Sharee met Daphne when she was one of the hearing students accepted to Daphne’s high school, which had formerly been for deaf students. The changes at the school were the subject of a memorable episode, done entirely in ASL, that found the deaf students protesting for their right to an exclusively deaf school. Sharee was initially hesitant to get involved in the student union effort, telling Daphne that she was used to racist incidents and comments, but she became fully committed following the cotton-ball controversy. “I was 4 when I was called the n-word for the first time,” she told Daphne’s mother. Regina, recalling her own childhood experiences with racism, encouraged Sharee to share her story while she was trying to get signatures for the petition, which yielded more signatures.
The protest mirrors efforts by black students at predominantly white universities such as Harvard and Georgetown, where students organized a group dubbed Being Black at Georgetown to raise awareness about racist incidents on campus and the day-today realities of navigating a school that would not exist without slavery.
On “Switched,” Iris and her cohorts succeed in getting the cotton-ball culprits expelled and landing a meeting with the university president — but only after Chris announced he would be sitting out of an important and lucrative game after an incident in which he was shoved to the ground by police officers who thought he was stealing his own bike.
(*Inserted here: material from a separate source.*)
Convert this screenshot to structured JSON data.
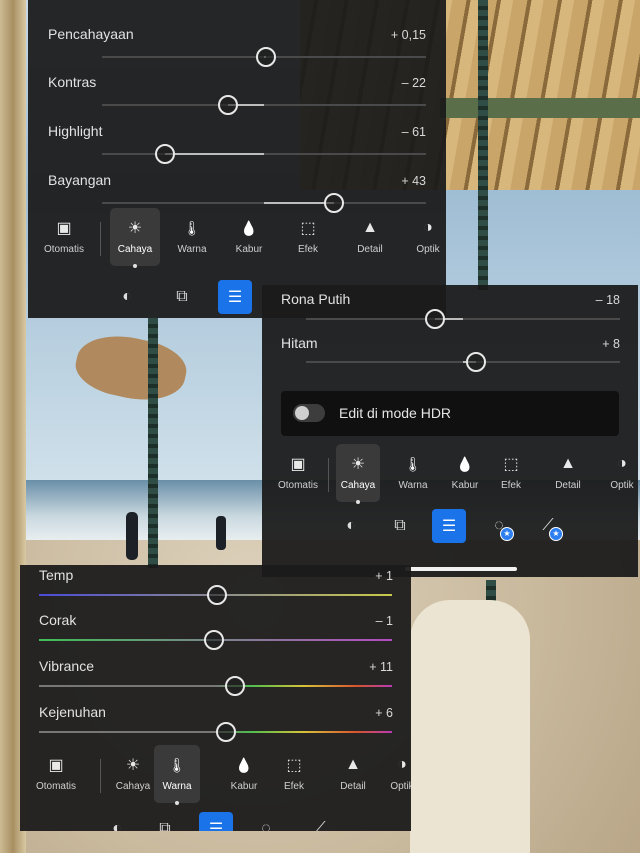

The episode featured meaningful commentary about the act of protest — who should participate and how far demonstrations should go — that elevated it from the ripped-from-the-headlines approach seen in other shows.
“Switched” picked up the story line in the following week’s episode, as Mingo organized an annual party in a way that felt like a response to the costume party incident. The variety of perspectives is one of the show’s best qualities: It doesn’t tell viewers what to think, but rather showcases an array of ideas.
When creator Lizzy Weiss accepted the show’s Peabody Award, she said that the best feedback she had received was that the show “made kids who are outside the mainstream, either who look different or feel different, feel a little bit better about themselves because they get to watch themselves represented on screen week after week as the leads on a mainstream TV show, leading complex, happy lives.”
Amid all of the drama, that is what makes “Switched at Birth” truly special.
Lizzy Weiss, creator of “Switched at Birth,” on the best feedback she has gotten
In “Switched at Birth,” Daphne Vasquez (played by Katie Leclerc), left, and Bay Kennish (Vanessa Marano) explore different sides of themselves and social issues facing their generation in thoughtful ways.